## Directions
Provide nothing except how many lines of the data contain the word "mura".
_ _ _
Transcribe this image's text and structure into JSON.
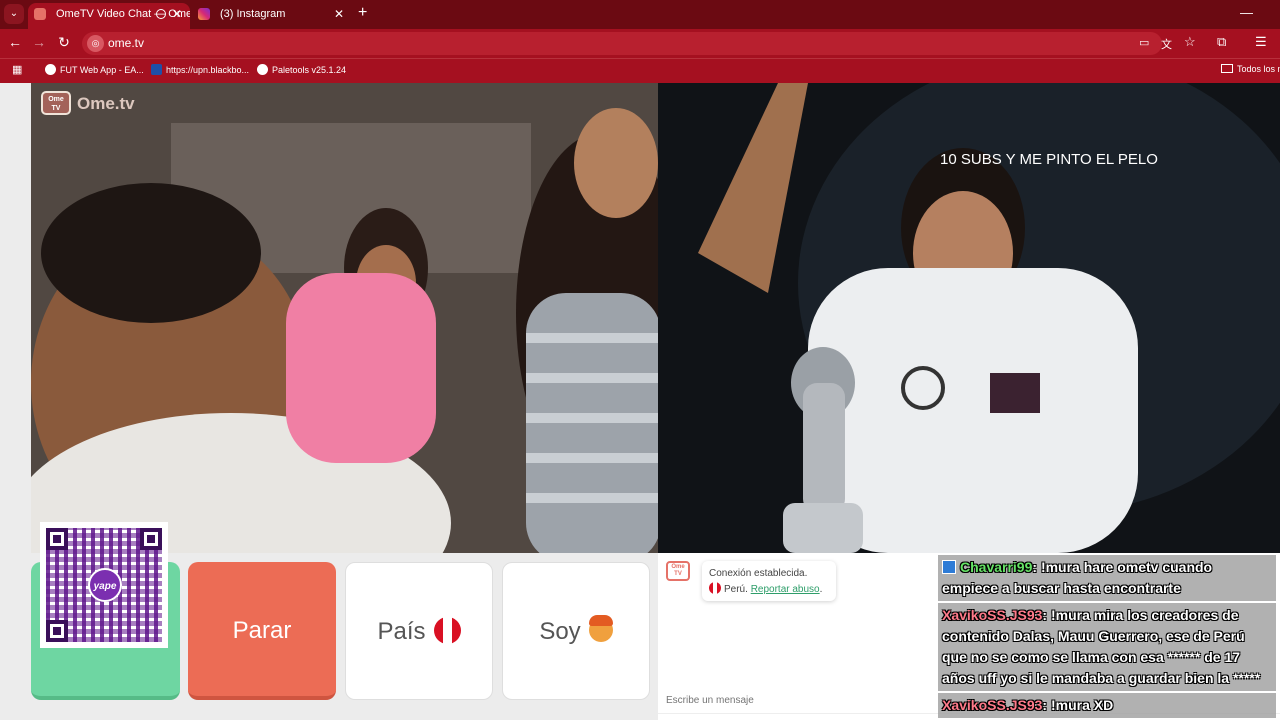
{
  "browser": {
    "tabs": [
      {
        "title": "OmeTV Video Chat — Ome",
        "active": true
      },
      {
        "title": "(3) Instagram",
        "active": false
      }
    ],
    "url": "ome.tv",
    "bookmarks": [
      "FUT Web App - EA...",
      "https://upn.blackbo...",
      "Paletools v25.1.24"
    ],
    "bookmarks_right": "Todos los m",
    "accent": "#a51020"
  },
  "video": {
    "logo_text": "Ome.tv",
    "logo_badge": "Ome TV",
    "overlay_text": "10 SUBS Y ME PINTO EL PELO"
  },
  "controls": {
    "stop_label": "Parar",
    "country_label": "País",
    "gender_label": "Soy",
    "qr_brand": "yape"
  },
  "chat": {
    "system_line1": "Conexión establecida.",
    "system_country": "Perú.",
    "report_link": "Reportar abuso",
    "input_placeholder": "Escribe un mensaje"
  },
  "stream_chat": [
    {
      "user": "Chavarri99",
      "text": ": !mura hare ometv cuando empiece a buscar hasta encontrarte"
    },
    {
      "user": "XavikoSS.JS93",
      "text": ": !mura mira los creadores de contenido Dalas, Mauu Guerrero, ese de Perú que no se como se llama con esa ****** de 17 años uff yo si le mandaba a guardar bien la *****"
    },
    {
      "user": "XavikoSS.JS93",
      "text": ": !mura XD"
    }
  ]
}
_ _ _
## Solution to this problem
3